Data about app and page elements
■ ■ ■ ■ ■ ■ ■
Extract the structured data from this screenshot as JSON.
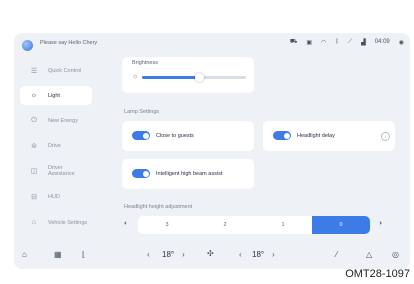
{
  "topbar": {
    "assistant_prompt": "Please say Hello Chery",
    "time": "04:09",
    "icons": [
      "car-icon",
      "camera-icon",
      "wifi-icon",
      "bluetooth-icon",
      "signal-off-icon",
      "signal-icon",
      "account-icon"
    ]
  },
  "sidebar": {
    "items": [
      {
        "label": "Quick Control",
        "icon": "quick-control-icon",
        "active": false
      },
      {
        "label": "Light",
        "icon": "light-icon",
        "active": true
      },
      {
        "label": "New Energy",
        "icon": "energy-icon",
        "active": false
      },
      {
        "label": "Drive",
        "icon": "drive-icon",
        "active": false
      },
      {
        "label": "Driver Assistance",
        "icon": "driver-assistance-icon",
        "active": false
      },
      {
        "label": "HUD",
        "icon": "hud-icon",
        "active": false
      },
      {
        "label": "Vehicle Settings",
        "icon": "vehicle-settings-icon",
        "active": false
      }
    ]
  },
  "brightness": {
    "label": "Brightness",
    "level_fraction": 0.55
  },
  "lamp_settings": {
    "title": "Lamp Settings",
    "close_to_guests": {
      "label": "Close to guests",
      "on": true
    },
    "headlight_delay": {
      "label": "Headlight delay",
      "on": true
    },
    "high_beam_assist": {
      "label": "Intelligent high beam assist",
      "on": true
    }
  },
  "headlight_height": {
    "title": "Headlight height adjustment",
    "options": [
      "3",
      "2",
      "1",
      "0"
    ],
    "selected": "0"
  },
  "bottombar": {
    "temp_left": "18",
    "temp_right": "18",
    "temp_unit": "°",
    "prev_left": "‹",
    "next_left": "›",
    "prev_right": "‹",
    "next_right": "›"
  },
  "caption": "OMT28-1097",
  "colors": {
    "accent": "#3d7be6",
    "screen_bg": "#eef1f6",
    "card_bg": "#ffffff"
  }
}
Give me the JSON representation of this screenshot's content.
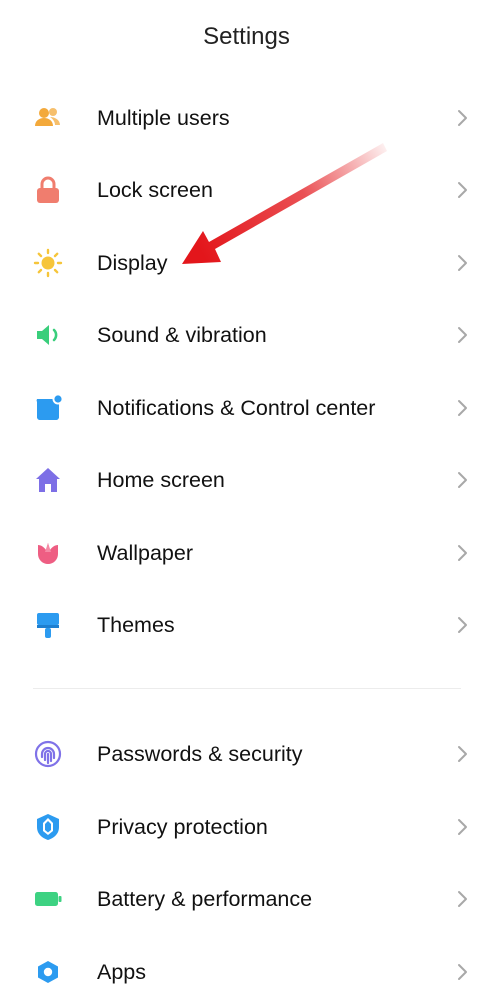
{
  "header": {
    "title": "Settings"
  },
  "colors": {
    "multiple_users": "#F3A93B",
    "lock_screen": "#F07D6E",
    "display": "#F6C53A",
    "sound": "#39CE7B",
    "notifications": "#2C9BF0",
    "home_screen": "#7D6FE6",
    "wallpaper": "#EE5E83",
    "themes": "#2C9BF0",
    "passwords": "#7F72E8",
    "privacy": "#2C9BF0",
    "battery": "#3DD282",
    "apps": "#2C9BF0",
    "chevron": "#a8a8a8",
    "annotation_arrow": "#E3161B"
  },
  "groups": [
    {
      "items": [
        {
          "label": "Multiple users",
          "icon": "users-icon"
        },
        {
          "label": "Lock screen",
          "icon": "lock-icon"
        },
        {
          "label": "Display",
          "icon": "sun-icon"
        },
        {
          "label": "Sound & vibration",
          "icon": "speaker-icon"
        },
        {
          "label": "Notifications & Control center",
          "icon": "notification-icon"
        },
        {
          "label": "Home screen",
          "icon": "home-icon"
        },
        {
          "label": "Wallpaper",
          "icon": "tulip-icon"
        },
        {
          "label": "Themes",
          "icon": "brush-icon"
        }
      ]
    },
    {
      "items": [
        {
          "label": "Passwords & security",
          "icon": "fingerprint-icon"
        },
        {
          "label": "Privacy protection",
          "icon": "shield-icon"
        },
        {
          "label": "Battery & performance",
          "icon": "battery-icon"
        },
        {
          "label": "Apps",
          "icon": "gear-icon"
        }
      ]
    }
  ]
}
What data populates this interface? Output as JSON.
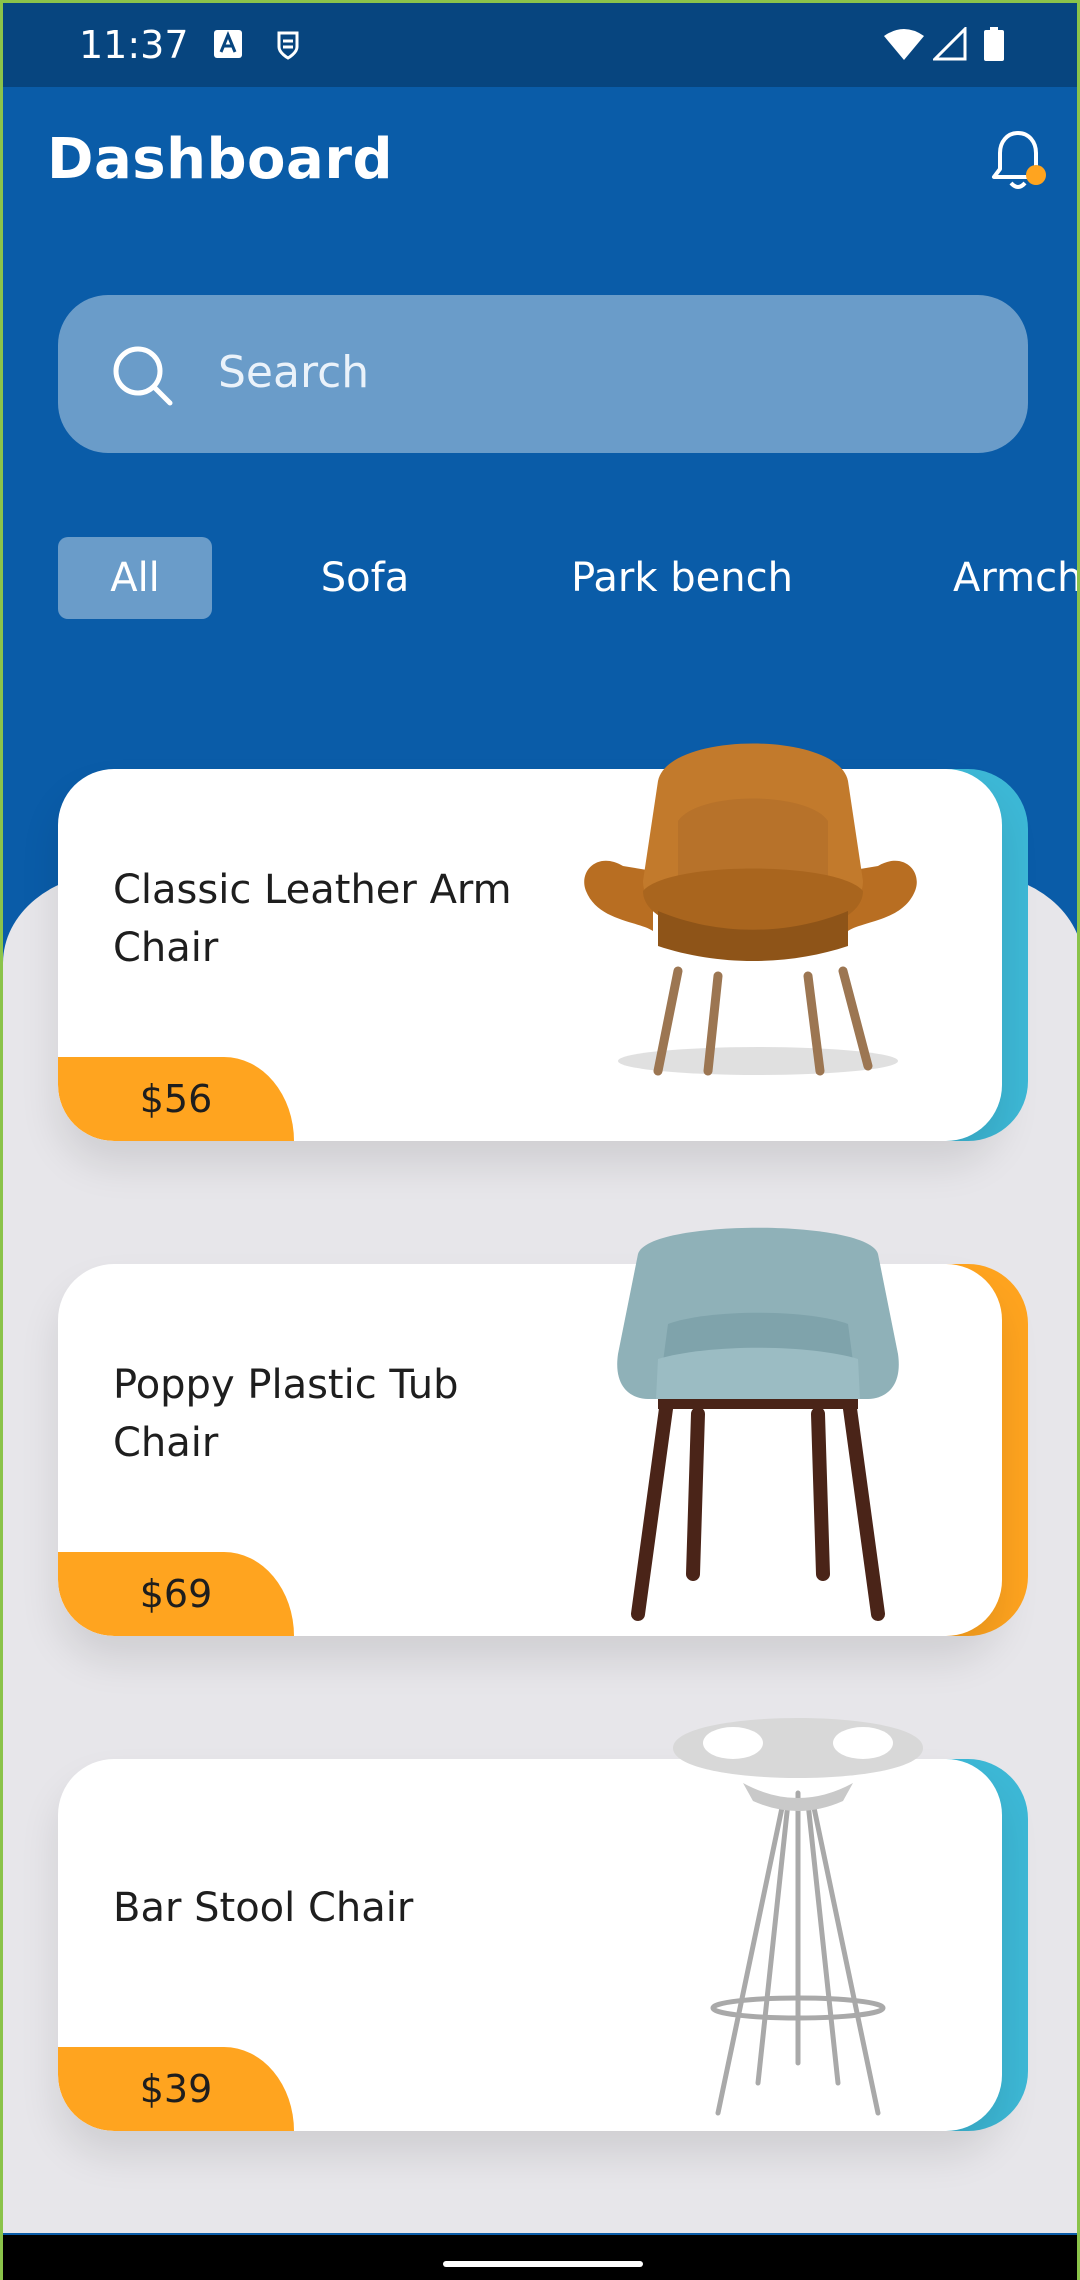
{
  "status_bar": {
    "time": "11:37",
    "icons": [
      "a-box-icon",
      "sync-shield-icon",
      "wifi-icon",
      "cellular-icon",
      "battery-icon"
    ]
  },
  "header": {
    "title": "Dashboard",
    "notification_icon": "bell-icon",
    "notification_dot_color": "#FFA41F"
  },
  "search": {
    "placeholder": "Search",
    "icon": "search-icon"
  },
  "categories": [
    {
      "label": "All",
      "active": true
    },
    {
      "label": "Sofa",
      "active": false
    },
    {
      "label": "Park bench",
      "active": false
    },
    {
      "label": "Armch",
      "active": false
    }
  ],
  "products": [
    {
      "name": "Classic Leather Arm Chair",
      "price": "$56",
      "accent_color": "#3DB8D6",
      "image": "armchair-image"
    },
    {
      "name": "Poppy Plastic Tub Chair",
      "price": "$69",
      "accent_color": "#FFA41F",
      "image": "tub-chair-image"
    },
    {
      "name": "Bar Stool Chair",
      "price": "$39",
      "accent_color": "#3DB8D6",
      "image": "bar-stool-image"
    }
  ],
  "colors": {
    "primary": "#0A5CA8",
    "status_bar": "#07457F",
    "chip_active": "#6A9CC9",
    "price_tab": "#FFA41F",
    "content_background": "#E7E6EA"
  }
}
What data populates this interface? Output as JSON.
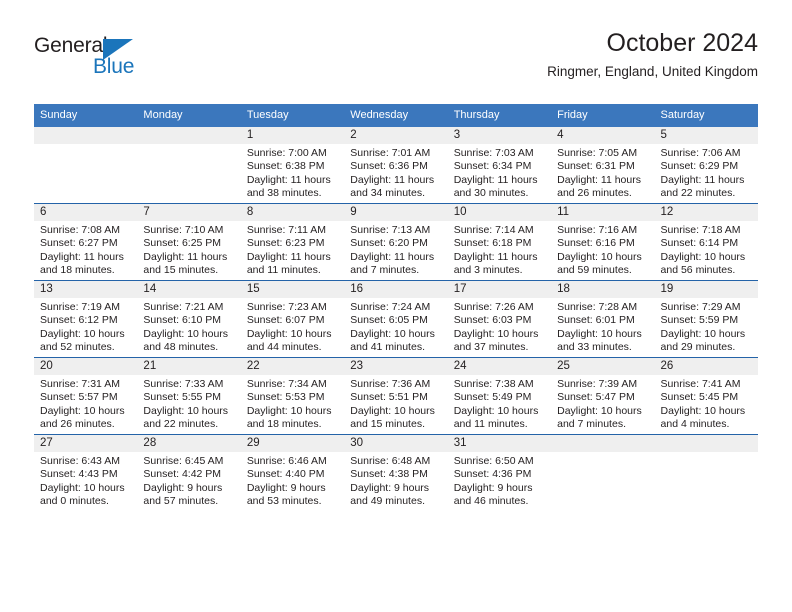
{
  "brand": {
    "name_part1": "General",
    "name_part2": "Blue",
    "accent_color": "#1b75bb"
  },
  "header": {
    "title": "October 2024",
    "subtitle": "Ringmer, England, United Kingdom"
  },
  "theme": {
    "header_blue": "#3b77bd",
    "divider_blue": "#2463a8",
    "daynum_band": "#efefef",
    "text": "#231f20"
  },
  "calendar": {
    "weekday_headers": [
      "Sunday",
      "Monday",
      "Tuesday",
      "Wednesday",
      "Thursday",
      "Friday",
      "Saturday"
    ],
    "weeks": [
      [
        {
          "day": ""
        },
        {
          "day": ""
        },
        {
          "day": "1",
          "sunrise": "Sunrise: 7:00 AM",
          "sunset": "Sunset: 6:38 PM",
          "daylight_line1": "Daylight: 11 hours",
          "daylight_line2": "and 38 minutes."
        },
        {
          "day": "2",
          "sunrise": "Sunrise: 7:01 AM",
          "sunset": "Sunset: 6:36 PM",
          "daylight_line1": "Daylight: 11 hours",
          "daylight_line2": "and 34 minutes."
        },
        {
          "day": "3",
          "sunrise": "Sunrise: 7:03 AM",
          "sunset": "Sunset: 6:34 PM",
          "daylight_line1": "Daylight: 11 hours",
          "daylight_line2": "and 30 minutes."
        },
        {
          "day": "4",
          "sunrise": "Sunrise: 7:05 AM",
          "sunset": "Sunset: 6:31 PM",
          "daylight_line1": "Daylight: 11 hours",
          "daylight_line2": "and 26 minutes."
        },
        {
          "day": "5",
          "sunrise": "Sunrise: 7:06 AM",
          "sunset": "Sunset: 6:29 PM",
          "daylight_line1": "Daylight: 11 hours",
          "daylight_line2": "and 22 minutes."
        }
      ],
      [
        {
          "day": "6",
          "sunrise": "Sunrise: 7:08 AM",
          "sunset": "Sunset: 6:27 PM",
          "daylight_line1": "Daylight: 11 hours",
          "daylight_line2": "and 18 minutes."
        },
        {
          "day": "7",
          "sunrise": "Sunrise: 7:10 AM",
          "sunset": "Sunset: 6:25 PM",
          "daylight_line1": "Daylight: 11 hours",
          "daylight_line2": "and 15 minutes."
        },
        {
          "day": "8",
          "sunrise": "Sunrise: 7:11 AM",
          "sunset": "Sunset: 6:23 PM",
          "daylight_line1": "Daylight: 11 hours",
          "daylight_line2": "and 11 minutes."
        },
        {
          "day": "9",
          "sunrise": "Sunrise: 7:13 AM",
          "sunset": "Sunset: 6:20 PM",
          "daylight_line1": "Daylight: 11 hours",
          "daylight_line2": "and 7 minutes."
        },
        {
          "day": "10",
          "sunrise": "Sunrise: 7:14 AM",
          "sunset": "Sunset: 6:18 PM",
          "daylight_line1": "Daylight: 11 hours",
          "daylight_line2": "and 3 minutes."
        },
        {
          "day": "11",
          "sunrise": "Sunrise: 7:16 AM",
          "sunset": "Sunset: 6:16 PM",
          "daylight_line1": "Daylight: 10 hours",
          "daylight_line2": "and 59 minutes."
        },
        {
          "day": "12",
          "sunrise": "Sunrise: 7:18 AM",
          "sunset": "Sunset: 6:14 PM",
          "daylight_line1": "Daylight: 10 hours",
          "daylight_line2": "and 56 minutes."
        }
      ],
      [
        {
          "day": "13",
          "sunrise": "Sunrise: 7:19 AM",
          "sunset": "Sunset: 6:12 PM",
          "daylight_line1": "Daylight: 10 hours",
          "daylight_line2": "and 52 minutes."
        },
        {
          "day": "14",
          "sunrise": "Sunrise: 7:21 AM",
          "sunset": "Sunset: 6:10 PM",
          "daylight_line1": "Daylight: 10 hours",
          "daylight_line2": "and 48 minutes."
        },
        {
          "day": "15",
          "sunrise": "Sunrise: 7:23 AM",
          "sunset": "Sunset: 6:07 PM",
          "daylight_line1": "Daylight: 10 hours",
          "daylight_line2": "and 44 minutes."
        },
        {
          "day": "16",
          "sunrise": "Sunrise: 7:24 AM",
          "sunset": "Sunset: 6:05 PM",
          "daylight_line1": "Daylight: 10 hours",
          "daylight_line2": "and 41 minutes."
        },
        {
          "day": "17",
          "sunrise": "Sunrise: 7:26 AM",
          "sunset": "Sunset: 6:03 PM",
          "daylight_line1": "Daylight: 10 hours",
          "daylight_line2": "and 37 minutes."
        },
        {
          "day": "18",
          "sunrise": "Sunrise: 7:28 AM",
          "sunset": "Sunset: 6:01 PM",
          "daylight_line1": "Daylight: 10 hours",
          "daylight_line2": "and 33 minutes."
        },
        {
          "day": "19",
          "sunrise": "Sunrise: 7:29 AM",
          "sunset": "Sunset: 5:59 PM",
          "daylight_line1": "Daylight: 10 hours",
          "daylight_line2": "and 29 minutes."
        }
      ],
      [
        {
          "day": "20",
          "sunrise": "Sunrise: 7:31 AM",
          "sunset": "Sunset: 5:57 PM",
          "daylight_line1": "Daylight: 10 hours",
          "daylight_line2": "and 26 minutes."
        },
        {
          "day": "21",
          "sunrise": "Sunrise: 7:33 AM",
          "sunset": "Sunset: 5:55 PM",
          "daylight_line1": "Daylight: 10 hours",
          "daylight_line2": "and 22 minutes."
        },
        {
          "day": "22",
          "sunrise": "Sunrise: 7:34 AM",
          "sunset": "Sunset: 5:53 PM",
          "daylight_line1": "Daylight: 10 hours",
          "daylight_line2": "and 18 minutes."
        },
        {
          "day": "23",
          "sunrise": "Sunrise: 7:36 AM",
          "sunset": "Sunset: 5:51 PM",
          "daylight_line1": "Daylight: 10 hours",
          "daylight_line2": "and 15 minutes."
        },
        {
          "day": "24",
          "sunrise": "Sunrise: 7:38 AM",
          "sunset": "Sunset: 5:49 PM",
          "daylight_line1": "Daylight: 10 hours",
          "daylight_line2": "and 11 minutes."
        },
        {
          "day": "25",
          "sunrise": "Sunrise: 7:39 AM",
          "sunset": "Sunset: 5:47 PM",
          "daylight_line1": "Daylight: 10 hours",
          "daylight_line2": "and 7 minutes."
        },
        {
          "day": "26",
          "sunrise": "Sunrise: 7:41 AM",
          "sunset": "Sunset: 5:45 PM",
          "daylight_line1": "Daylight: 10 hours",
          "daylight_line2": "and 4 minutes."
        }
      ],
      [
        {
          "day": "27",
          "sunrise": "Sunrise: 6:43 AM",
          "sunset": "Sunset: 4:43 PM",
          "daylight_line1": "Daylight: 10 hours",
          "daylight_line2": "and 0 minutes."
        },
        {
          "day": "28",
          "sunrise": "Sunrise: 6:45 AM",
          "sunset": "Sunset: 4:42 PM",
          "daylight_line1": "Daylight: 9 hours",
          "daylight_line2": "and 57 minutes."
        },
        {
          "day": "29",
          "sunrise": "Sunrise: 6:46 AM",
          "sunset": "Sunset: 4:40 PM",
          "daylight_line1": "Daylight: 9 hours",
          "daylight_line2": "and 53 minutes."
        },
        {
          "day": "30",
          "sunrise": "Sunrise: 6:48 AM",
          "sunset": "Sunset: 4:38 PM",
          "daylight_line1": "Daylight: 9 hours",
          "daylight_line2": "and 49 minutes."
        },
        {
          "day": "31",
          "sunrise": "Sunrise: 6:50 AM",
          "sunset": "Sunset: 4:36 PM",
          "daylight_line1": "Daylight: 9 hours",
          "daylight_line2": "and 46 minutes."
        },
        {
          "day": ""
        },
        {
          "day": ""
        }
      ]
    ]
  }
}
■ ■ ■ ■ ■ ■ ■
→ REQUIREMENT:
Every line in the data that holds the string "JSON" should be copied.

→ THE ANSWER:
Extract the structured data from this screenshot as JSON.
Give me the JSON representation of this screenshot's content.
What data populates this interface? Output as JSON.
What data populates this interface? Output as JSON.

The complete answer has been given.